Biomechanics

  • Kevin Kirby, DPM, describes translational equilibrium and rotational equilibrium and how these common physics concepts can be used by the podiatrist to better understand how joint motions and joint stability occur, and how more accurate predictions can be made regarding the internal forces and moments acting on the structural components of the foot and lower extremity. In addition, free body diagram analysis is introduced along with clinical examples of how the concepts of ankle joint and subtalar joint equilibrium will allow the podiatrist to better comprehend the internal forces and moments that are involved in certain foot and lower extremity mechanically-based pathologies.

  • Kevin Kirby, DPM, discusses the important physics concepts of forces and moments as they apply to the biomechanics of the foot and lower extremity for the treating podiatrist.

  • Kevin A. Kirby, DPM, demonstrates how the hip joint can store and release elastic strain energy. When a patient is lying completely relaxed in a supine position, manually rotating the hip into an internally rotated position and then releasing the lower extremity shows how the hip joint may store and release transverse plane elastic strain energy. When the capsular ligaments and muscles that cross the hip joint are stretched by internal hip rotation, these soft tissue structures will store elastic strain energy or potential energy. When the limb is suddenly released, the stored elastic strain energy is converted into kinetic energy that causes a rapid external rotation acceleration of the thigh, leg and foot due to rapid shortening of these ligaments and muscles. This storage and release of transverse plane elastic strain at the hip is an important contributor to the gait phenomenon known as abductory twist. With the abductory twist, rapid external rotation of the foot occurs at the time of heel off in individuals whose hip has been excessively internally rotated during the late midstance phase of gait by excessive pronation of the subtalar joint. Elastic strain energy is also an important energy conservation mechanism in many forms of animal locomotion.

    For a related video on the abductory twist, see http://www.podiatrylive.com/_biomechanical_abductory_twist .

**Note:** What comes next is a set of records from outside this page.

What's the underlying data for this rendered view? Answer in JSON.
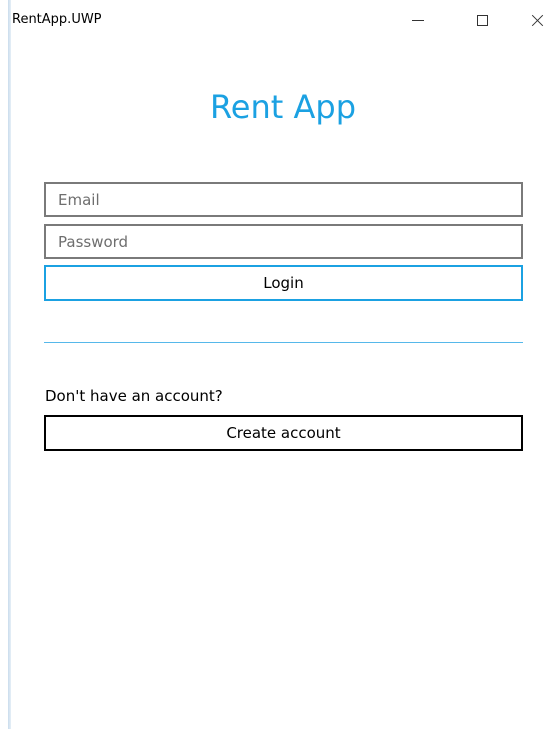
{
  "window": {
    "title": "RentApp.UWP",
    "controls": [
      "minimize-icon",
      "maximize-icon",
      "close-icon"
    ]
  },
  "main": {
    "heading": "Rent App",
    "email_placeholder": "Email",
    "email_value": "",
    "password_placeholder": "Password",
    "password_value": "",
    "login_label": "Login",
    "no_account_text": "Don't have an account?",
    "create_account_label": "Create account"
  },
  "colors": {
    "accent": "#1ba1e2",
    "field_border": "#7a7a7a",
    "background": "#ffffff"
  }
}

  • David J. Levine, DPM, CPed, provides a how-to guide for adding a shoe lift to help patients with leg length discrepancy.

     

    Dr. Levine is a Fellow of the American Society of Podiatric Surgeons, and the American Academy of Podiatric Sports Medicine. He is in private practice, and is the director and owner of the Frederick, Md.-based Walkright and Physician's Footwear, a comprehensive pedorthic facility. For more information or to contact Dr. Levine, visit www.Levinefeet.com .

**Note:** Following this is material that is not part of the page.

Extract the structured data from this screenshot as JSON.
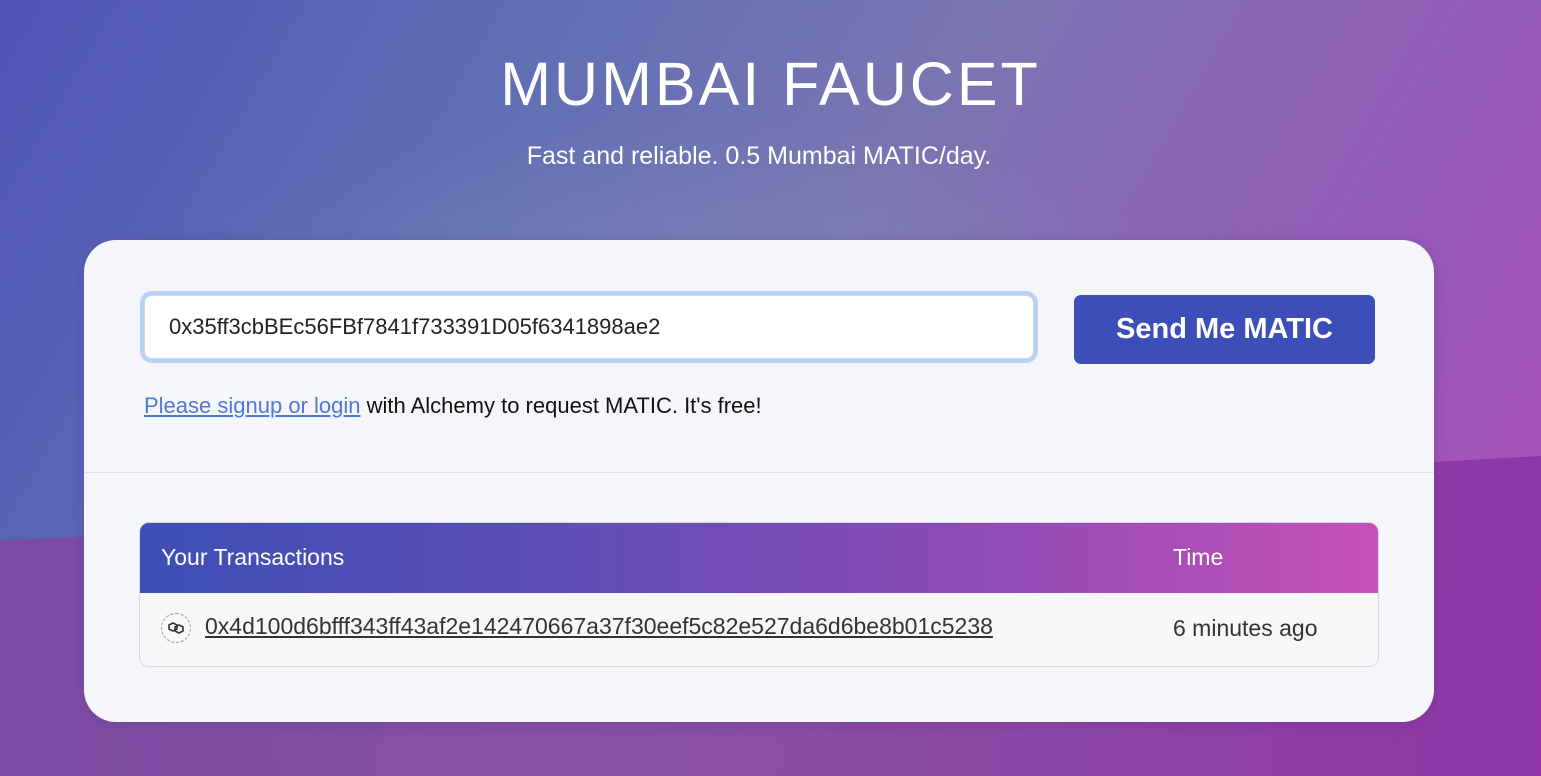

  • Kevin Kirby, DPM, demonstrates the use of the subtalar joint axis locator, which he designed with Simon Spooner, PhD, in 2005. Dr. Kirby notes the subtalar joint axis locator may be beneficial in accurately assessing the spatial location of the subtalar joint axis during both weightbearing and non-weightbearing function of the foot. Dr. Kirby says future experimental work may further illustrate the important biomechanical significance of the spatial location of the subtalar joint axis upon the kinetics of the foot and lower extremity during weightbearing activities, and how abnormalities in subtalar joint axis location can create abnormal biomechanics that lead to various pathologies within the foot and lower extremity.

     

    Dr. Kirby is an Adjunct Associate Professor in the Department of Biomechanics at the California School of Podiatric Medicine at Samuel Merritt University. He is the Director of Clinical Biomechanics at Precision Intricast, Inc., and is in private practice in Sacramento, Ca.

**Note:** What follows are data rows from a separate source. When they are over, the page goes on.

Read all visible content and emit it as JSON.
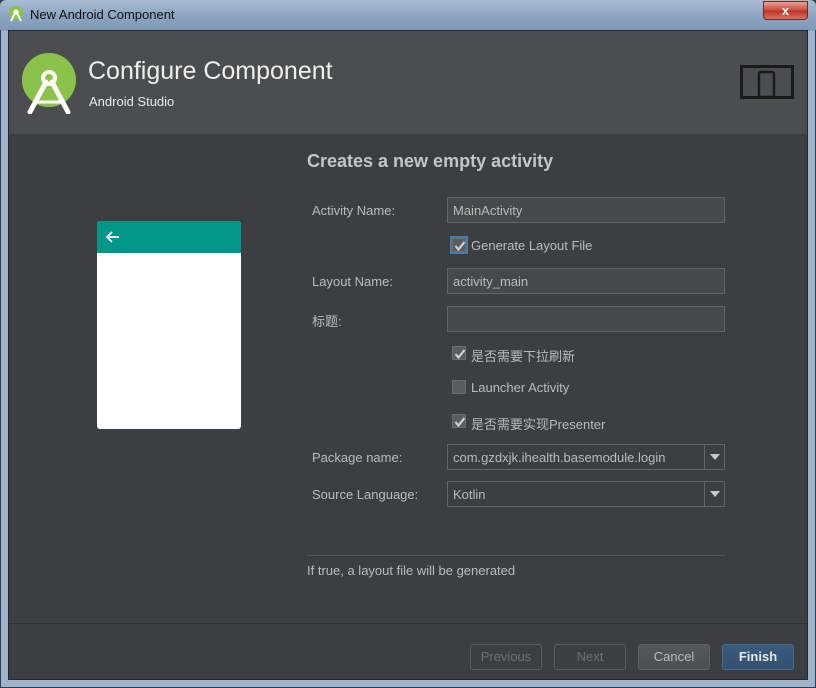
{
  "window": {
    "title": "New Android Component",
    "close_label": "x"
  },
  "header": {
    "title": "Configure Component",
    "subtitle": "Android Studio"
  },
  "form": {
    "heading": "Creates a new empty activity",
    "activity_name": {
      "label": "Activity Name:",
      "value": "MainActivity"
    },
    "generate_layout": {
      "label": "Generate Layout File",
      "checked": true
    },
    "layout_name": {
      "label": "Layout Name:",
      "value": "activity_main"
    },
    "title_field": {
      "label": "标题:",
      "value": ""
    },
    "pull_refresh": {
      "label": "是否需要下拉刷新",
      "checked": true
    },
    "launcher_activity": {
      "label": "Launcher Activity",
      "checked": false
    },
    "presenter": {
      "label": "是否需要实现Presenter",
      "checked": true
    },
    "package_name": {
      "label": "Package name:",
      "value": "com.gzdxjk.ihealth.basemodule.login"
    },
    "source_language": {
      "label": "Source Language:",
      "value": "Kotlin"
    },
    "hint": "If true, a layout file will be generated"
  },
  "buttons": {
    "previous": "Previous",
    "next": "Next",
    "cancel": "Cancel",
    "finish": "Finish"
  },
  "colors": {
    "accent": "#009688",
    "background": "#3c3f41",
    "header": "#4b4d4f",
    "android_green": "#8bc34a"
  }
}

  • Kevin Kirby, DPM, discusses the biomechanical impact of the abductory twist, a sudden abduction motion of the foot which occurs at the time of heel-off during walking gait. The abductory twist is a relatively common gait abnormality, which occurs when the naturally occurring external motion of the pelvis above the foot during late midstance is not being matched by corresponding subtalar joint supination and tibial external rotation during late midstance.

     

    Dr. Kirby is an Adjunct Associate Professor in the Department of Biomechanics at the California School of Podiatric Medicine at Samuel Merritt University. He is the Director of Clinical Biomechanics at Precision Intricast, Inc., and is in private practice in Sacramento, Ca.